Young people’s slower path to adulthood topic of next Science Pub Corvallis


CORVALLIS, Ore. – We’ve been flooded with negative headlines about 20-somethings – from their sense of entitlement, to their unwillingness to grow up, to their attachment to their parents’ purse strings. The resulting message is that these young people need to shape up and grow up – and take the same fast track to adulthood that their parents did. 

Rick Settersten, author of the new book, “Not Quite Adults,” will shatter this stereotype of young people during his talk on Monday, Jan. 10, at Science Pub Corvallis. The event, which begins at 6 p.m. at the Old World Deli, 341 2nd St. in Corvallis, is free and open to the public.

“Not Quite Adults: Why 20-Somethings Are Choosing a Slower Path to Adulthood, and Why It’s Good for Everyone,” was released Dec. 28 through Random House. In the book, Settersten, who is the endowed director of the Hallie Ford Center for Healthy Children and Families at Oregon State University, and his co-author, Barbara Ray, explore the question of why 20-somethings are delaying adulthood.

“The great shake-ups that are going on in the transition to adulthood are transforming American life,” they write in the book, “and the reverberations will be felt by everyone.  These changes will demand new responses from governments, families, and society.”

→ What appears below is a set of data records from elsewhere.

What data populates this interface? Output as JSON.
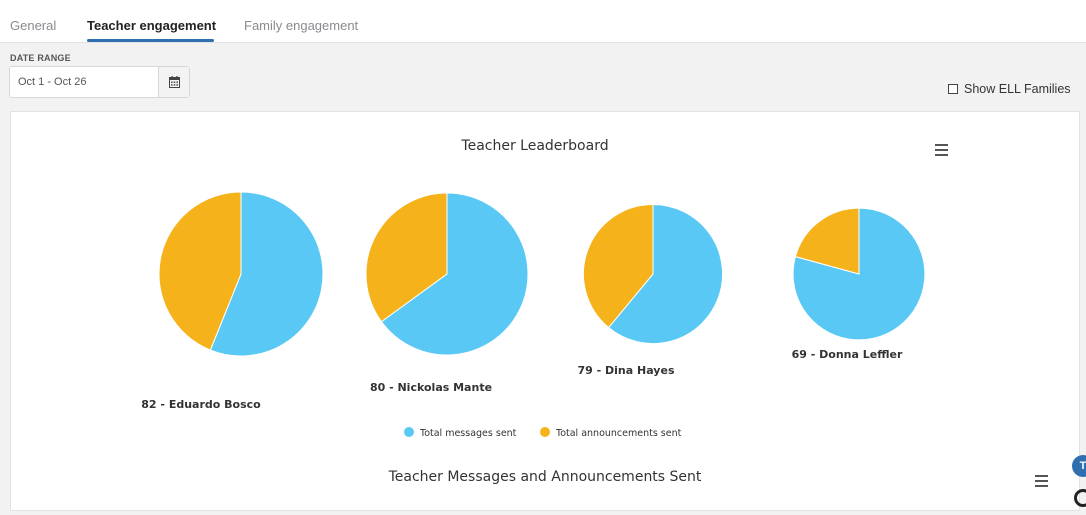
{
  "tabs": [
    {
      "label": "General"
    },
    {
      "label": "Teacher engagement"
    },
    {
      "label": "Family engagement"
    }
  ],
  "filters": {
    "date_range_label": "DATE RANGE",
    "date_range_value": "Oct 1 - Oct 26",
    "ell_label": "Show ELL Families"
  },
  "icons": {
    "calendar": "calendar-icon",
    "menu": "hamburger-menu-icon"
  },
  "colors": {
    "messages": "#5ac8f5",
    "announcements": "#f6b21b",
    "accent": "#2f6fb0"
  },
  "chart_data": {
    "type": "pie",
    "title": "Teacher Leaderboard",
    "labels": [
      "82 - Eduardo Bosco",
      "80 - Nickolas Mante",
      "79 - Dina Hayes",
      "69 - Donna Leffler"
    ],
    "series": [
      {
        "name": "Total messages sent",
        "values": [
          46,
          52,
          36,
          42
        ]
      },
      {
        "name": "Total announcements sent",
        "values": [
          36,
          28,
          23,
          11
        ]
      }
    ],
    "legend": "bottom-center"
  },
  "second_chart": {
    "title": "Teacher Messages and Announcements Sent"
  }
}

This generation of young people is facing a very different world than their parents did and for them, growing up too fast can be damaging. Settersten and Ray’s book shows that adult children who return home after college and delay marriage and child-rearing get a much better start in life than those who leave the nest too early, settling for low-paying jobs and having children too soon.

In fact, unequal access to the resources that make this slower transition possible – including financial assistance, educational guidance, and social support networks – is deepening a class divide that will affect everyone.

Settersten is professor of human development and family sciences at OSU, and a member of the MacArthur Research Network on Transitions to Adulthood.

Science Pub is co-sponsored by the Oregon Museum of Science and Industry, the Downtown Corvallis Association and Terra magazine at Oregon State University. See Science Pub online.

Settersten has three other Oregon events scheduled for this book release:

  • Portland: Wednesday, Jan. 12, 7:30 p.m.: Talk and book signing, Powell’s City of Books;
  • Corvallis: Thursday, Jan. 13, 4 p.m.: Interactive presentation and signing, OSU Memorial Union lounge;
  • Bend: Tuesday, Feb. 15, 6 p.m.: OSU-Cascades Science Pub, McMenamins, 700 N.W. Bond St.